When you start a business in the wedding industry, you are doing more than just that—you’re actually joining a supportive community of passionate, driven, and creative people just like you. And that really is what makes the wedding industry great, because it is a place where anyone who is wanting to serve others as they celebrate a milestone in their lives can come and do just that. It is a warm, welcoming, jovial place where a lot of hard work and heart goes into bringing a wedding to life—and one where teamwork is the key to making it all happen.
But, as much as we think of our responsibility being to the couples who hire us, being a member of a community also means having a responsibility to pour back into it (sometimes more than it pours into you). Because we all know the work is hard and we all need someone to push us through the challenges sometimes—both when it comes to our professional and personal lives. We all need an ally every once in a while and we all can be one too.
So, in celebration of this wonderful community we are lucky to be a part of, our friends, confidants, partners, and collaborators, we wanted to dedicate this piece to the importance of allyship. From learning how to be an ally to others and how we all can stand up to create a safe space for everyone who contributes to this amazing industry, we hope you read on and are inspired to make a commitment to yours with an ally pledge this pride.
What does it mean to be an ally?
An ally is someone who is not a member of an underrepresented group but who takes action to support that group. And while you can be an ally to others for a host of reasons, there is one very important factor—that you are an ally always and not just when it is convenient. That’s because the work you do and the support you give as an ally is a part of how you live your life and you can be one in situations big or small. From speaking up for others and lifting them up to amplifying other’s voices, becoming a mentor, and simply being there to listen, being an ally takes many forms—each important in their own way. And, being an ally is an incredible way to be an active member of the wedding community because of how you end up helping to create a safe space and equal opportunities for everyone to chase their dream.

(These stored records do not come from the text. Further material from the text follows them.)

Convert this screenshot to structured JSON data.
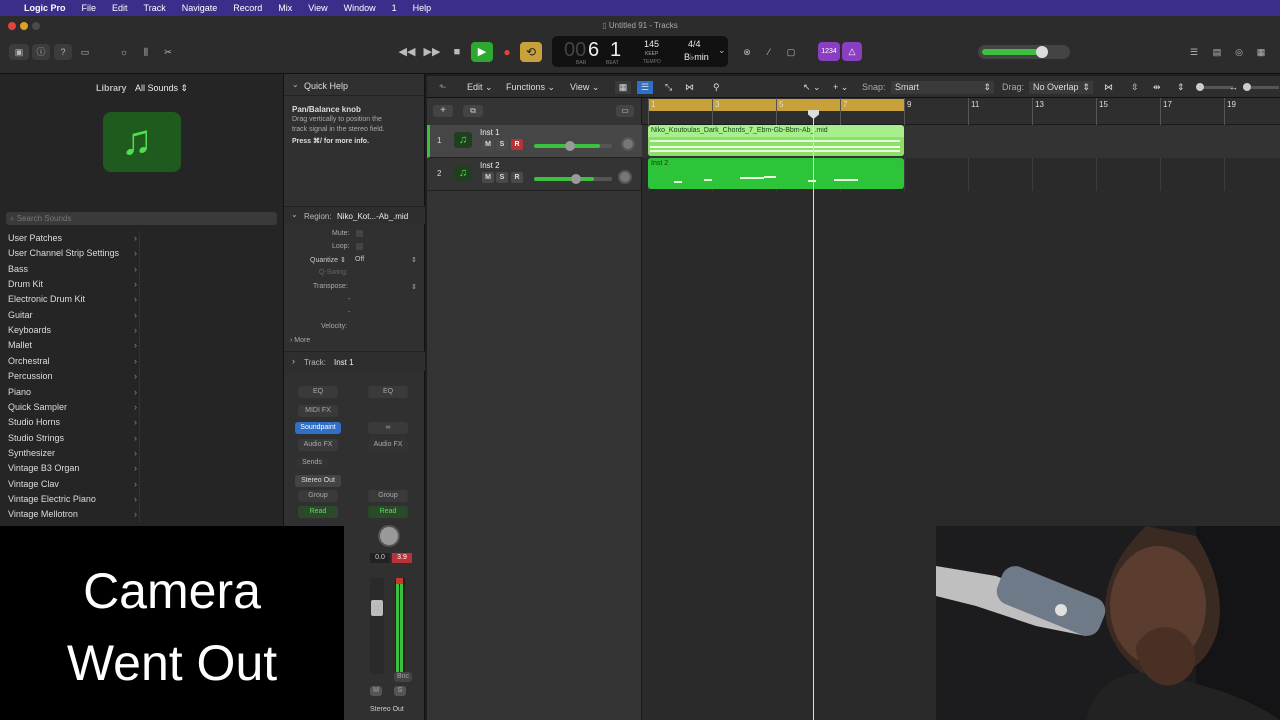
{
  "menubar": {
    "apple": "",
    "app": "Logic Pro",
    "items": [
      "File",
      "Edit",
      "Track",
      "Navigate",
      "Record",
      "Mix",
      "View",
      "Window",
      "1",
      "Help"
    ]
  },
  "window": {
    "title": "Untitled 91 - Tracks"
  },
  "lcd": {
    "bar": "6",
    "beat": "1",
    "bar_label": "BAR",
    "beat_label": "BEAT",
    "tempo": "145",
    "tempo_keep": "KEEP",
    "tempo_label": "TEMPO",
    "sig": "4/4",
    "key": "B♭min",
    "leading": "00"
  },
  "count_in": "1234",
  "library": {
    "title": "Library",
    "filter": "All Sounds",
    "search_placeholder": "Search Sounds",
    "items": [
      "User Patches",
      "User Channel Strip Settings",
      "Bass",
      "Drum Kit",
      "Electronic Drum Kit",
      "Guitar",
      "Keyboards",
      "Mallet",
      "Orchestral",
      "Percussion",
      "Piano",
      "Quick Sampler",
      "Studio Horns",
      "Studio Strings",
      "Synthesizer",
      "Vintage B3 Organ",
      "Vintage Clav",
      "Vintage Electric Piano",
      "Vintage Mellotron"
    ]
  },
  "quick_help": {
    "title": "Quick Help",
    "heading": "Pan/Balance knob",
    "line1": "Drag vertically to position the",
    "line2": "track signal in the stereo field.",
    "line3": "Press ⌘/ for more info."
  },
  "region_inspector": {
    "label": "Region:",
    "name": "Niko_Kot...-Ab_.mid",
    "mute": "Mute:",
    "loop": "Loop:",
    "quantize": "Quantize",
    "quantize_value": "Off",
    "qswing": "Q-Swing:",
    "transpose": "Transpose:",
    "velocity": "Velocity:",
    "more": "More",
    "dash": "-"
  },
  "track_inspector": {
    "label": "Track:",
    "name": "Inst 1"
  },
  "channel_strip": {
    "eq": "EQ",
    "midi_fx": "MIDI FX",
    "instrument": "Soundpaint",
    "audio_fx": "Audio FX",
    "sends": "Sends",
    "output": "Stereo Out",
    "group": "Group",
    "read": "Read",
    "pan_value": "0.0",
    "peak_value": "3.9",
    "bnc": "Bnc",
    "m": "M",
    "s": "S",
    "footer": "Stereo Out",
    "link": "∞"
  },
  "tracks_header": {
    "edit": "Edit",
    "functions": "Functions",
    "view": "View",
    "snap_label": "Snap:",
    "snap": "Smart",
    "drag_label": "Drag:",
    "drag": "No Overlap"
  },
  "tracks": [
    {
      "num": "1",
      "name": "Inst 1",
      "m": "M",
      "s": "S",
      "r": "R"
    },
    {
      "num": "2",
      "name": "Inst 2",
      "m": "M",
      "s": "S",
      "r": "R"
    }
  ],
  "ruler": [
    "1",
    "3",
    "5",
    "7",
    "9",
    "11",
    "13",
    "15",
    "17",
    "19"
  ],
  "regions": [
    {
      "name": "Niko_Koutoulas_Dark_Chords_7_Ebm-Gb-Bbm-Ab_.mid"
    },
    {
      "name": "Inst 2"
    }
  ],
  "overlay": {
    "line1": "Camera",
    "line2": "Went Out"
  },
  "colors": {
    "accent": "#3fbf3f",
    "region_light": "#a6f08c",
    "region": "#2ec43a",
    "cycle": "#c8a13a",
    "menubar": "#3a2e8a"
  }
}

How to be a better ally
Becoming a better ally to a community other than your own is a continual journey. There is a lot to learn and things can change over time, so your commitment to the people you are supporting is paramount. And if you are actively wondering how you can be a better ally, there are a few things you can take a step back to think about:
- Recognize your own privilege or lack of having certain obstacles. How did this impact the trajectory of your business and how might you be able to help remove obstacles for others?
- Learn to see power dynamics in different situations. While it can take courage to stand up and speak out, learning to see when someone needs to be heard, uplifted or amplified can not only create more opportunities for them but help others learn as well.
- Be open to feedback because we all can do better and we all make mistakes. And, while it can be difficult to hear that you could have gone about something differently (even when you had good intentions), it is key to growing as a person and as an ally.
Take and/or share an ally pledge
Like many things in life, sometimes a pledge helps us commit in the long term. And, while being an ally can take many forms and be practiced in many ways, we encourage you to make a private (or public) commitment with an ally pledge. WeddingPro Educator and New York based wedding planner, Jove Meyer, has a very thoughtful ally pledge on his website—one that you can take!
“My Ally Pledge is much more encompassing than just LGBTQ+ people for pride—it is a pledge to help us all choose love above hate! I think we will be stronger as minority communities if we stand up for each others rights, not just our own.” – Jove Meyer of Jove Meyer Events
This commitment is for you, those around you, and the wedding community as a whole. And, this pride, we hope that you take the time to educate yourself about something you have been meaning to or reach out to someone you’ve been thinking of. We’re in this together and there is a lot of work to do—but there is even more to celebrate!
If you’d like to learn how to be more inclusive with your business, you can educate yourself about inclusive language, the important things to know about inclusion and accessibility as well as ways you can help your couples be an ally in the wedding planning process.
Photo Credit: Jenny Fu Studios